Comb the records below for the string "document" and copy each line where it turns up.
----- Records supplied
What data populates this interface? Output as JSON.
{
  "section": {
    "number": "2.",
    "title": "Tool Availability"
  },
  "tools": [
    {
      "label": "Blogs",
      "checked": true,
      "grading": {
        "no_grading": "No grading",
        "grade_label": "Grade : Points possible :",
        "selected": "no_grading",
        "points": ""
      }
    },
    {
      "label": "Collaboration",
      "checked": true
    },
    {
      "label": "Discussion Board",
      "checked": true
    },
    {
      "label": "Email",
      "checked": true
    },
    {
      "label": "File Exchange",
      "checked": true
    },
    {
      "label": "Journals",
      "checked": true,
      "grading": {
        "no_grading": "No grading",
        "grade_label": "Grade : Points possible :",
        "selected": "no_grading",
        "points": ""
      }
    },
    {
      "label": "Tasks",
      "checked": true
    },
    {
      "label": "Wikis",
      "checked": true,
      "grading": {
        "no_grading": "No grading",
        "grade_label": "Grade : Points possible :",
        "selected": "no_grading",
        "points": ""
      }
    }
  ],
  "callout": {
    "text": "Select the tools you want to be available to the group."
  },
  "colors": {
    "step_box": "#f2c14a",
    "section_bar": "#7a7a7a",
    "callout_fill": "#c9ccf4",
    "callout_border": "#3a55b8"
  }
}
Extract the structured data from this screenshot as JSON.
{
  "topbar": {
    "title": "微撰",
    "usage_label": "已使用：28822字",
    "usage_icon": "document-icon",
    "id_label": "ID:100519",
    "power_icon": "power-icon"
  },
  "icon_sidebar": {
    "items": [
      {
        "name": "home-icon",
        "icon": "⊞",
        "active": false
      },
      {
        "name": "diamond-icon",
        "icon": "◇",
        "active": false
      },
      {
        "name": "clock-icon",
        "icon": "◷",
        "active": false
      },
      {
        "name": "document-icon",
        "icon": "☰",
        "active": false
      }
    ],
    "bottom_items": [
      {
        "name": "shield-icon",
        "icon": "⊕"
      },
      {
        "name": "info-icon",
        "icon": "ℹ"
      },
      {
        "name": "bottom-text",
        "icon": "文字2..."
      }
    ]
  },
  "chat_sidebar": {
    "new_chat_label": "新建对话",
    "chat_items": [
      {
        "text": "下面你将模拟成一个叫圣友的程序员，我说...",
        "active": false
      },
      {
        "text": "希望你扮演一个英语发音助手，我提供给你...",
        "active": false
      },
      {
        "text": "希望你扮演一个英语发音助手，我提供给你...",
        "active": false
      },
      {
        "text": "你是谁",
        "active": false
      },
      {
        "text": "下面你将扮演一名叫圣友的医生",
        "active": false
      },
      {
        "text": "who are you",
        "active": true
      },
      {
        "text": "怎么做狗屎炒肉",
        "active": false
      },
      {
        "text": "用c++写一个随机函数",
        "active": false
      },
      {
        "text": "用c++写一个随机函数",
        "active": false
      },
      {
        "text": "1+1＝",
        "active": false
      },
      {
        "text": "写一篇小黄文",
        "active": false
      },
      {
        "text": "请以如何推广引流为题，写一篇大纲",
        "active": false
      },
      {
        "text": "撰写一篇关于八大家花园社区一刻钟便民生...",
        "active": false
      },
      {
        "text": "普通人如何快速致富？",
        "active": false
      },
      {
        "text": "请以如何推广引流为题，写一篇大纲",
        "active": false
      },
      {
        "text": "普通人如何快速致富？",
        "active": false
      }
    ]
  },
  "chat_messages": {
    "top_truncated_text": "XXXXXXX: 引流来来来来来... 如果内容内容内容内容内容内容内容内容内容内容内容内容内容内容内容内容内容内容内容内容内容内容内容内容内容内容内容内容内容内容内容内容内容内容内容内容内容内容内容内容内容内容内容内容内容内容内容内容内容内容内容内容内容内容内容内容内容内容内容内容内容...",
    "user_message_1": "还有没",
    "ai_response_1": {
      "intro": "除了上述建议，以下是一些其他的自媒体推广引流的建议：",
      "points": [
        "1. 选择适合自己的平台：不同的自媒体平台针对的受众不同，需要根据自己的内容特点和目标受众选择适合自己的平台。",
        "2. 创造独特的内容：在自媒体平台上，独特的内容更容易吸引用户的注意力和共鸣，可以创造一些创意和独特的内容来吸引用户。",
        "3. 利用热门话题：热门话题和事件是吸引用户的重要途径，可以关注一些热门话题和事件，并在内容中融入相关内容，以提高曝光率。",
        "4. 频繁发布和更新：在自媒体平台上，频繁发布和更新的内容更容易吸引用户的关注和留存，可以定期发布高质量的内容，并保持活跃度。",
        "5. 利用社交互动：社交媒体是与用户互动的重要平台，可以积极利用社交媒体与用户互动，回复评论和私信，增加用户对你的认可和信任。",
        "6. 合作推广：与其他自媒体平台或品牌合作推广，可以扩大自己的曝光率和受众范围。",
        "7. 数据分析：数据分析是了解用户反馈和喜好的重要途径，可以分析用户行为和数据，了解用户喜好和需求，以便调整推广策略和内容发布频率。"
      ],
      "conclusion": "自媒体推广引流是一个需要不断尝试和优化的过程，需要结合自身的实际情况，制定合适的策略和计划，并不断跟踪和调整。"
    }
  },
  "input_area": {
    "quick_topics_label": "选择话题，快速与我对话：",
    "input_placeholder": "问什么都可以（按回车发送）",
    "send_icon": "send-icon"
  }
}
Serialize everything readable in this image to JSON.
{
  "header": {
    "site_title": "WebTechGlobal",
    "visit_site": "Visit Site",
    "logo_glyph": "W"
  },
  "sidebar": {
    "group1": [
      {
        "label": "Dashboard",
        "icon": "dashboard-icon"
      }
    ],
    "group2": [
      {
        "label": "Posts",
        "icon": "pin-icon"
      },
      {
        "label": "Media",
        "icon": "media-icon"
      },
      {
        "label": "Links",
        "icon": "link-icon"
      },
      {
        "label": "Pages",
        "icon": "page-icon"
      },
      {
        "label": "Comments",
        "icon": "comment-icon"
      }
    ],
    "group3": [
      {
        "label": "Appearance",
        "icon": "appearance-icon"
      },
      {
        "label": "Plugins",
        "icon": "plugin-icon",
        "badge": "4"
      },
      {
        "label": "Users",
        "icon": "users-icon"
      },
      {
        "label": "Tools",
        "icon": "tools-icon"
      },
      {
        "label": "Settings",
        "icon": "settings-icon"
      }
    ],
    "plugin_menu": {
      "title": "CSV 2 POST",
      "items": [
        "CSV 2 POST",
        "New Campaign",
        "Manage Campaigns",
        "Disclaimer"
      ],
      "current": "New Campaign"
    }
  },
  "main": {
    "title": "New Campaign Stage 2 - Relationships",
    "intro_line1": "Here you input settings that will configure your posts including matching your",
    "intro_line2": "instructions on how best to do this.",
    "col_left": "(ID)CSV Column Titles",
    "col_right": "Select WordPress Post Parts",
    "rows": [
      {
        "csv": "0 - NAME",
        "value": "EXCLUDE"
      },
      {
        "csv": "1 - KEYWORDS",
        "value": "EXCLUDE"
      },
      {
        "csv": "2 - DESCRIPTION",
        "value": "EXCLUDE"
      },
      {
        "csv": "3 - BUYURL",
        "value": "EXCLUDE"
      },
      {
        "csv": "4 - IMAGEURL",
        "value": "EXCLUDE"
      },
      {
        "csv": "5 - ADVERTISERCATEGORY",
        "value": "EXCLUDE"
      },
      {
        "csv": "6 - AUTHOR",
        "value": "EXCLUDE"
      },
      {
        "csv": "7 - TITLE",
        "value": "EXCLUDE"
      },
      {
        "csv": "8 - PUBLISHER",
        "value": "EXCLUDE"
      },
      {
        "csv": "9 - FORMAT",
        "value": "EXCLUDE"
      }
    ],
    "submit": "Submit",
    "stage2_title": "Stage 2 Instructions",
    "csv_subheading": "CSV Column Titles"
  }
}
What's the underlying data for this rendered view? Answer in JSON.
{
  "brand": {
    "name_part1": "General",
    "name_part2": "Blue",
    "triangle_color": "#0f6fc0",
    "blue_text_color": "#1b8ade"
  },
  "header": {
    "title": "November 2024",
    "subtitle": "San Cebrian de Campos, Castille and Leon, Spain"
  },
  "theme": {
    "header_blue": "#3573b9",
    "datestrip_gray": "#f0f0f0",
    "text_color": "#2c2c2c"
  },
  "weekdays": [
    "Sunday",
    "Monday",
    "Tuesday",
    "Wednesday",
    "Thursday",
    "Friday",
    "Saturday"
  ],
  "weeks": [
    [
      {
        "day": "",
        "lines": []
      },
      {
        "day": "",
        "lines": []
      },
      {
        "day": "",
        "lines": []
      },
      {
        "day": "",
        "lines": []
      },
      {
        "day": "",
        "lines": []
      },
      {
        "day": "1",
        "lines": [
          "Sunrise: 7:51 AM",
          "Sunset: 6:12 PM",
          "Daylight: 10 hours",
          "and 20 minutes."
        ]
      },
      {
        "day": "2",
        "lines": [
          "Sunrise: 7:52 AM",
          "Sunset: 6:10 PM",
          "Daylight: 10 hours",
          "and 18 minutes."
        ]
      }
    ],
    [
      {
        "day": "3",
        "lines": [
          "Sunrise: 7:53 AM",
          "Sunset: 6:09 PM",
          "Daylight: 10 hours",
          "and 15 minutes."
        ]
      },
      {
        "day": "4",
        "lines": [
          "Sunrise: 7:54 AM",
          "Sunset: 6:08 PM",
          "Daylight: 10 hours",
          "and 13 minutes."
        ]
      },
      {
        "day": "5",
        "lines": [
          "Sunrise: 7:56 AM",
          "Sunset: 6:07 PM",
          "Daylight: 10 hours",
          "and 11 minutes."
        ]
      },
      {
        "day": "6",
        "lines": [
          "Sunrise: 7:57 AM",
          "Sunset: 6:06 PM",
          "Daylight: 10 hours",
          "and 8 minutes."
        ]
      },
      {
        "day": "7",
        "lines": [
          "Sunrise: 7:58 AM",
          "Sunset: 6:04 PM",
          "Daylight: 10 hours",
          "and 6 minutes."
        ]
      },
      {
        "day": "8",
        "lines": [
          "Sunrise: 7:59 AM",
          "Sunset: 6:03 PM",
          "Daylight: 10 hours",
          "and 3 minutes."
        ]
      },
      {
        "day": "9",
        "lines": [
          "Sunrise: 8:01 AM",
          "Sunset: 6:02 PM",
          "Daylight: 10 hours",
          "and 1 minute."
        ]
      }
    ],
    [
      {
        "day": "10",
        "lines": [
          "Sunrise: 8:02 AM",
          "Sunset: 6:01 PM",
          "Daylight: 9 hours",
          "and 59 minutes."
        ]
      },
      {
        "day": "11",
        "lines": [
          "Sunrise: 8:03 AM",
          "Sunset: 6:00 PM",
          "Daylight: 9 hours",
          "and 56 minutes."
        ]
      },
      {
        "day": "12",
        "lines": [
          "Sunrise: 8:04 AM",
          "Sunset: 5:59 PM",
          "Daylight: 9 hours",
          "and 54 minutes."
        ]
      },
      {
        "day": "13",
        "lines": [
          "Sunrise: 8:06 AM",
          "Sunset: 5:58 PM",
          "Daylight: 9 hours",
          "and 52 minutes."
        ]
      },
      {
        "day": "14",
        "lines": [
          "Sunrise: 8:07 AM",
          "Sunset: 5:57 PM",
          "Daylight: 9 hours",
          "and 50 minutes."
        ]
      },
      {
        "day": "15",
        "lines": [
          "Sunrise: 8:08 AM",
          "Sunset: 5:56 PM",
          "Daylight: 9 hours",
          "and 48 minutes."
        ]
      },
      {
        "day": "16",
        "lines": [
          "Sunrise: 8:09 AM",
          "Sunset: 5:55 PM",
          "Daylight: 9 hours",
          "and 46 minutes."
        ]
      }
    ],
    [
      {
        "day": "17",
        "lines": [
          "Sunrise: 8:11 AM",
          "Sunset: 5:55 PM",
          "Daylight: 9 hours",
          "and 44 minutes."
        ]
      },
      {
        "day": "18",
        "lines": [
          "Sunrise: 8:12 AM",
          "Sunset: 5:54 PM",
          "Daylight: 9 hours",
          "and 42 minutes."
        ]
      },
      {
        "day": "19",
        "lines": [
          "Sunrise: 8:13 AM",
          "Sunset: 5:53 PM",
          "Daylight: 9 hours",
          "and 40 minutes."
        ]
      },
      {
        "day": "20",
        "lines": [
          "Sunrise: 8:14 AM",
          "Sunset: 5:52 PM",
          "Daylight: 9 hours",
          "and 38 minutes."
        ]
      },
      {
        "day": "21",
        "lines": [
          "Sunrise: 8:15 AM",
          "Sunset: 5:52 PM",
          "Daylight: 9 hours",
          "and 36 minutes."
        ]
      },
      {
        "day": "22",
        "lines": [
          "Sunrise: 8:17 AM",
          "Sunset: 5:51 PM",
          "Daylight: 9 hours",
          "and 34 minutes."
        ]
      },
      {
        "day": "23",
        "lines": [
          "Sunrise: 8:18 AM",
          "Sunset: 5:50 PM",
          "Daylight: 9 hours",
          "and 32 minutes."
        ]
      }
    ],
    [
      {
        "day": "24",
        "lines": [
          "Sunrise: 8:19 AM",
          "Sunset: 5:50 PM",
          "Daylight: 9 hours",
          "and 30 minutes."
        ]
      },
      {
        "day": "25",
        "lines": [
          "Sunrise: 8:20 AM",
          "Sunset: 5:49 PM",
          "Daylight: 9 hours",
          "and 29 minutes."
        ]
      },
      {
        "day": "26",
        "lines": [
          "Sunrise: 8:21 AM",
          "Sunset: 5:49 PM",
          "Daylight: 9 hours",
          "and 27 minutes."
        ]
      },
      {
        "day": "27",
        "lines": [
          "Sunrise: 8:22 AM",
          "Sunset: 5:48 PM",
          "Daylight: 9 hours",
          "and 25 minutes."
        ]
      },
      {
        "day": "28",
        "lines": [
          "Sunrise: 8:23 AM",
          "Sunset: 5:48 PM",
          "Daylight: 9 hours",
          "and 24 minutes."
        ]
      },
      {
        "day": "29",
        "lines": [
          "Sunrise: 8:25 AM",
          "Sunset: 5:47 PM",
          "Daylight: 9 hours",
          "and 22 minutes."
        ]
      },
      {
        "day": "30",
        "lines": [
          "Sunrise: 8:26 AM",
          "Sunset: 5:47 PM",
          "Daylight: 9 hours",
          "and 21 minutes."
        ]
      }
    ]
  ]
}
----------
Your solution =>
    "usage_icon": "document-icon",
        "name": "document-icon",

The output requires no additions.